Henderson Mayor Andy Hafen hosted a roundtable discussion Aug. 2 to talk with community leaders and real estate officials about resources available to help residents refinance their mortgages.
"Nevada is in a unique situation," said Bud Cranor, a spokesman with the city of Henderson. "The housing market (in Nevada) was the hardest hit in the country. We need special assistance."
The roundtable was facilitated by the Nevada office of the Department of Housing and Urban Development.
Cranor said the meeting also included about 15 members of different chambers of commerce and selected city staff members.
"We discussed refinancing options and gave input on what's working and what's not working," Cranor said.
Kenneth LoBene, field office director with the Las Vegas office of the Department of Housing and Urban Development, said residents should have as many options as possible when it comes to refinancing their mortgages.
Because of the way the laws are set up, not everyone has equal access.

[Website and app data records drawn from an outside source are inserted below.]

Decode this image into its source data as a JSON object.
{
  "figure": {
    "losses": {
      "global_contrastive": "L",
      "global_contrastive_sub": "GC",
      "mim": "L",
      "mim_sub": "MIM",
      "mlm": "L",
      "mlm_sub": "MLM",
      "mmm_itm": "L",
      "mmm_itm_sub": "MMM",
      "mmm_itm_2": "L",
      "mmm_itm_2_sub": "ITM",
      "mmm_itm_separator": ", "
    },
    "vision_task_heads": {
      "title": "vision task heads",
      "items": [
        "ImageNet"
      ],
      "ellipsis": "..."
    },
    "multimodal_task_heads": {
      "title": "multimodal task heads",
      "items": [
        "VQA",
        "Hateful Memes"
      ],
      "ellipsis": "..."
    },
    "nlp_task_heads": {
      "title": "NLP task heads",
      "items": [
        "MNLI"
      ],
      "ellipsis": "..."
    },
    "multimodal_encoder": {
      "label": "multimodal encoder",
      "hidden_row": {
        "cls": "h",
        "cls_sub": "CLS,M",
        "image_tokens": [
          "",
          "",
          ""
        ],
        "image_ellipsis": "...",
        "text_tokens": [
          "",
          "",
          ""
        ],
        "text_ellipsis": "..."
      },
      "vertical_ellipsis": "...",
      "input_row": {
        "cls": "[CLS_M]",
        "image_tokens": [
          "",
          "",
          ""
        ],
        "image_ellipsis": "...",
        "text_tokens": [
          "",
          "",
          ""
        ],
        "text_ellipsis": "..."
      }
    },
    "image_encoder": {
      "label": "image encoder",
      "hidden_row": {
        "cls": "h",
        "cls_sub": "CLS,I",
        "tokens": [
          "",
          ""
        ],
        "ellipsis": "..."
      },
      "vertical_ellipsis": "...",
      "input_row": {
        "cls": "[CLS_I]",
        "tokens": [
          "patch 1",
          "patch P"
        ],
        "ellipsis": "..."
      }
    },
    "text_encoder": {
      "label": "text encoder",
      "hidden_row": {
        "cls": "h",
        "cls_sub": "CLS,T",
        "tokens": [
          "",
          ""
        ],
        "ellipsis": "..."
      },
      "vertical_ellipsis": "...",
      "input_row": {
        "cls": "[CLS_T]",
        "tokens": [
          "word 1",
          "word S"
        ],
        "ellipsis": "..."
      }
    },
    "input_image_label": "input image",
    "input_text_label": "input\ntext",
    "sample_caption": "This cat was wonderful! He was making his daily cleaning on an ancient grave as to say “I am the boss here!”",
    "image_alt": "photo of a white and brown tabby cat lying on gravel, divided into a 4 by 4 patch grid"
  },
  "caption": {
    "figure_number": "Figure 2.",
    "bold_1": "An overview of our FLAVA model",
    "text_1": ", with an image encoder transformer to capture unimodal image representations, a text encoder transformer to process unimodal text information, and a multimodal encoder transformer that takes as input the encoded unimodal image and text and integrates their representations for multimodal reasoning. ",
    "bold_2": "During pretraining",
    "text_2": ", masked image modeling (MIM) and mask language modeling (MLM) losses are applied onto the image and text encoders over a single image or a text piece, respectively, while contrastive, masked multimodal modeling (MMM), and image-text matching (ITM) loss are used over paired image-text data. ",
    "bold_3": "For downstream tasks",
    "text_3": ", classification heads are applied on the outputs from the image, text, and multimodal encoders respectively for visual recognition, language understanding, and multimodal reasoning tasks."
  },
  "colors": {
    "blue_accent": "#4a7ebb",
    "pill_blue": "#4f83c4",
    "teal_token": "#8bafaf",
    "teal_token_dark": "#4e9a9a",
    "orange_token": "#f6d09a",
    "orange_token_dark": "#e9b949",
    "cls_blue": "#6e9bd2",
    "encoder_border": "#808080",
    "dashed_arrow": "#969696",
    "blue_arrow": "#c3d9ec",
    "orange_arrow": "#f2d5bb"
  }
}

People whose loans are owned by government-sponsored housing finance companies such as Fannie Mae and Freddie Mac might have more options than those who don't.
"Give them as many options as possible and let them decide what instrument they want to use," LoBene said.
Cranor said officials discussed urging Congress to allow nongovernmental households to participate.
"It would help thousands of Nevadans," Cranor said.
LoBene estimates that more than 30,000 Nevada homeowners have loans that don't fall under government agencies.
Mayors from about 75 cities put on similar meetings at the request of the White House. Each state's Department of Housing and Urban Development is expected to compile information from the meetings and present it to the White House.
"We hope to have additional meetings in the future," Cranor said, adding that the meetings could include feedback from lenders and banks.
For more information, visit makinghomeaffordable.gov and hud.gov.
Contact Henderson/Anthem View reporter Michael Lyle at firstname.lastname@example.org or 387-5201.